# Exercise prompt
Go through the data and copy every line in which "JSON" appears.

[Data records for software interfaces]
----------------

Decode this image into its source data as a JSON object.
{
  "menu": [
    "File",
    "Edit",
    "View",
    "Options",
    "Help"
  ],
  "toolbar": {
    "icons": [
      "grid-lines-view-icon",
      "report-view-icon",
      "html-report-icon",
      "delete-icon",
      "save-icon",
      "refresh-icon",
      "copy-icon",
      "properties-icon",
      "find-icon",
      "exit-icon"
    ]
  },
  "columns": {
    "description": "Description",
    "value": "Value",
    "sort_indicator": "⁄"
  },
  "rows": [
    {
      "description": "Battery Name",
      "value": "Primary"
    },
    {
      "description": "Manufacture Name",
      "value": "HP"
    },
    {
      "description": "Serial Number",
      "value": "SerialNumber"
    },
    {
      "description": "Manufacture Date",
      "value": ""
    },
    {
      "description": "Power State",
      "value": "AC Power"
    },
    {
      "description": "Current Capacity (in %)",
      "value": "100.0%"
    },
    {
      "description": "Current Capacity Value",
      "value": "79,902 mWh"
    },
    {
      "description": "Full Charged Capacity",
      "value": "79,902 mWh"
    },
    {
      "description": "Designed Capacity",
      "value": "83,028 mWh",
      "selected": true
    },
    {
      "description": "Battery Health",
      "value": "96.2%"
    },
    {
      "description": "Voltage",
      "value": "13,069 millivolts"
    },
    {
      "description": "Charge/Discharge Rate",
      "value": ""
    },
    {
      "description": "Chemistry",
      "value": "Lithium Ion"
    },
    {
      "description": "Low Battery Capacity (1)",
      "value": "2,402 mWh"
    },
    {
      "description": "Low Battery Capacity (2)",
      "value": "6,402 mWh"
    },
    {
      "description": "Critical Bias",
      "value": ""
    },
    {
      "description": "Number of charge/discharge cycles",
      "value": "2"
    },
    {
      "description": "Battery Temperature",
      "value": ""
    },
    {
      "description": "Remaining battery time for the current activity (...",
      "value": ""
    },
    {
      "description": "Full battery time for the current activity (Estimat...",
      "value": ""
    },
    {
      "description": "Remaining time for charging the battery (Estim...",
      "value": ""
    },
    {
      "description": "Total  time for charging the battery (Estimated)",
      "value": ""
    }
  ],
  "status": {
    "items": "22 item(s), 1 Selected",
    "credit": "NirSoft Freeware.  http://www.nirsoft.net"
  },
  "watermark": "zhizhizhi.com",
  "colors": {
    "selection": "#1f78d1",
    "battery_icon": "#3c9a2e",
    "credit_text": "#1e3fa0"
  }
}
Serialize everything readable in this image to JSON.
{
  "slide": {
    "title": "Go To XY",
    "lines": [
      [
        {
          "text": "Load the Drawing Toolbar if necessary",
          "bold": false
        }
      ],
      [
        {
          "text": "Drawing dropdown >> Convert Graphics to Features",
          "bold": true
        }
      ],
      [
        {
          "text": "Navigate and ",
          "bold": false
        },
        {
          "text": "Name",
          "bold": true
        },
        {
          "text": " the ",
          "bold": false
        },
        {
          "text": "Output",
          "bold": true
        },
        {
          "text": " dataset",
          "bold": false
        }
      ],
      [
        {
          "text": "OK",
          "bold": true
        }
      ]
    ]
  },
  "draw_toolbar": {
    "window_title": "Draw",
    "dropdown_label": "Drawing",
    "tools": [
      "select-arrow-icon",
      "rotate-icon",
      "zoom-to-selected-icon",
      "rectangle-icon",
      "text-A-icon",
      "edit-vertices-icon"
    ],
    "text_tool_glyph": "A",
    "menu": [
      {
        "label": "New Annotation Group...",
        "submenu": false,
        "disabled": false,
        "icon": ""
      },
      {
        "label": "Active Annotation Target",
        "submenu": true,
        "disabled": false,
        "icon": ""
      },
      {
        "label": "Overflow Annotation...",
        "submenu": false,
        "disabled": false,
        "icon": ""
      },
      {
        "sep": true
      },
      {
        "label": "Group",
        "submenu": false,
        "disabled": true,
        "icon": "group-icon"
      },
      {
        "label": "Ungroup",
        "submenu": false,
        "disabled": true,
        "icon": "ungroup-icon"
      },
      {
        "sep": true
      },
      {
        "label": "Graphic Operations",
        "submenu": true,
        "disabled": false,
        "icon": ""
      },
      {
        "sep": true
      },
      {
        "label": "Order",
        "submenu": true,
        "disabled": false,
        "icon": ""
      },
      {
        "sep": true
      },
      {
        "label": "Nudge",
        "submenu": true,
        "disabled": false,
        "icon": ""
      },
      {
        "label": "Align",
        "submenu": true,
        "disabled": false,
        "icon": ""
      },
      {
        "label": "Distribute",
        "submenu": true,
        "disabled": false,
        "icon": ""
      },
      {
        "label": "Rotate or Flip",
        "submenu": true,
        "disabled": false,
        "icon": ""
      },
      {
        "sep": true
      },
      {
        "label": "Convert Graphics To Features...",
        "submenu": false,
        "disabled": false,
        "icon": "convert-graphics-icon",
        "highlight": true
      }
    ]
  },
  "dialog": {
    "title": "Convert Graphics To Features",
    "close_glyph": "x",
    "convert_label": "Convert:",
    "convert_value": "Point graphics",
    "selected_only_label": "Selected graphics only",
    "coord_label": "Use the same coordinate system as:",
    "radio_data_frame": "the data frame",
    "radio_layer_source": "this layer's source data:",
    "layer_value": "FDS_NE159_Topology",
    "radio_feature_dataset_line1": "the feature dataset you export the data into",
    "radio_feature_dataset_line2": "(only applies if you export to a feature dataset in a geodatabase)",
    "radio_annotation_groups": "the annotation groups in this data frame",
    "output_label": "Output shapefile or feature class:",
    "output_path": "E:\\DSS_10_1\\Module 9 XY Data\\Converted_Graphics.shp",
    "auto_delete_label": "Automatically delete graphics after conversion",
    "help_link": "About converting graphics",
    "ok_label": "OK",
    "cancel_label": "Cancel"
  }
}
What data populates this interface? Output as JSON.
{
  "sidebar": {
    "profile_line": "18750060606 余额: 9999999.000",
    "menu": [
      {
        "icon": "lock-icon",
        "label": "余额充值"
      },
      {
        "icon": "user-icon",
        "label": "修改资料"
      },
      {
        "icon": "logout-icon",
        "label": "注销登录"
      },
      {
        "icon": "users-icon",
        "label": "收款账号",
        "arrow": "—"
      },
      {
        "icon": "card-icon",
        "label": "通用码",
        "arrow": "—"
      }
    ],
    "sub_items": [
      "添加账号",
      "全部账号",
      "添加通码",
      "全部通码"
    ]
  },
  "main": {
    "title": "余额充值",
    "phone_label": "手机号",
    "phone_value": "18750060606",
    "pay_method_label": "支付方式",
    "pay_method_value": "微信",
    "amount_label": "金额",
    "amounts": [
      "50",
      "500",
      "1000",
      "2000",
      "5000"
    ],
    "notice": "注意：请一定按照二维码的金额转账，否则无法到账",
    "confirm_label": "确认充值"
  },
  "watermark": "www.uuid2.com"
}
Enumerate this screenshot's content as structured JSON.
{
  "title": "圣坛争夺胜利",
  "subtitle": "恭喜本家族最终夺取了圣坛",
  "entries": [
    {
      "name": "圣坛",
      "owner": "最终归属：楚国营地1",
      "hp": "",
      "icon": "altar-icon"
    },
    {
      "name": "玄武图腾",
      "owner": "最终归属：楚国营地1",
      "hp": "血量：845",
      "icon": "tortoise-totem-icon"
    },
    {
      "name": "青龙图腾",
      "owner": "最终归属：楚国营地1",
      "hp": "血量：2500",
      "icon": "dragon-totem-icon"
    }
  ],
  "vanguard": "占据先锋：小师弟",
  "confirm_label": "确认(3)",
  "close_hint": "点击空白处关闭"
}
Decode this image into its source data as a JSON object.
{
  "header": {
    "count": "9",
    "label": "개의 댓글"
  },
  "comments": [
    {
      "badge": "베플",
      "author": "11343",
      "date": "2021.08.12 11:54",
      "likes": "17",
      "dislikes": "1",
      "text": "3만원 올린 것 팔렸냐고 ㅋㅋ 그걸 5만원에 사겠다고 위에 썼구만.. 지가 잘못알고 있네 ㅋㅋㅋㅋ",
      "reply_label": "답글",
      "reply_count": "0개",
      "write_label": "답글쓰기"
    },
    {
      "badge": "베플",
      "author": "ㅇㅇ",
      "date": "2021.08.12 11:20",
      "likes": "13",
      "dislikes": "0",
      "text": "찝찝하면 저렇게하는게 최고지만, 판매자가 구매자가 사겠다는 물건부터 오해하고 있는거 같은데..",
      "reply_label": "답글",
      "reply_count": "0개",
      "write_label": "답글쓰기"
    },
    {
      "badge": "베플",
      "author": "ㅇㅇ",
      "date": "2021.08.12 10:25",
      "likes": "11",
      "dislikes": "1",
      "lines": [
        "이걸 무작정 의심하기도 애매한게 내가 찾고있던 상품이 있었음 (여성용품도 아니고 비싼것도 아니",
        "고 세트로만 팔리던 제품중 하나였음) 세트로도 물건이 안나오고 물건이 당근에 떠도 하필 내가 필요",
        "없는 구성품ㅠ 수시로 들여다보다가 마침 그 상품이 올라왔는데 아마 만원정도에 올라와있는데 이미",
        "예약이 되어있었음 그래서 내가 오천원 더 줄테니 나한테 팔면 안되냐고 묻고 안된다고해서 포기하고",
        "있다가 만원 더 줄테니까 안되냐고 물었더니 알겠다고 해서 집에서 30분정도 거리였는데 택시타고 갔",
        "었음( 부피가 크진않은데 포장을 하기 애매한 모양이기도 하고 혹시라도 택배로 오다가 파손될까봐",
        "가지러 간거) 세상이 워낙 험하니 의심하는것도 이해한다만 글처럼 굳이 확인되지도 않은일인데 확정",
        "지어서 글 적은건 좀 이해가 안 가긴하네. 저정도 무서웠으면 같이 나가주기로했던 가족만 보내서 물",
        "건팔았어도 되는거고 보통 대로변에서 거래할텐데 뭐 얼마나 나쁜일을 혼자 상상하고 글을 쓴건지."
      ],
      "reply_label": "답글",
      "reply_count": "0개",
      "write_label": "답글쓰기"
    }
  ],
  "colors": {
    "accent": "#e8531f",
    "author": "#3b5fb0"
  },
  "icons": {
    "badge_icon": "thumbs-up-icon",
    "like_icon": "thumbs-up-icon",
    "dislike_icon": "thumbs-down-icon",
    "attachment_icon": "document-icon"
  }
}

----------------

# Written solution
Decode this image into its source data as a JSON object.
Serialize everything readable in this image to JSON.
What data populates this interface? Output as JSON.
Enumerate this screenshot's content as structured JSON.
Decode this image into its source data as a JSON object.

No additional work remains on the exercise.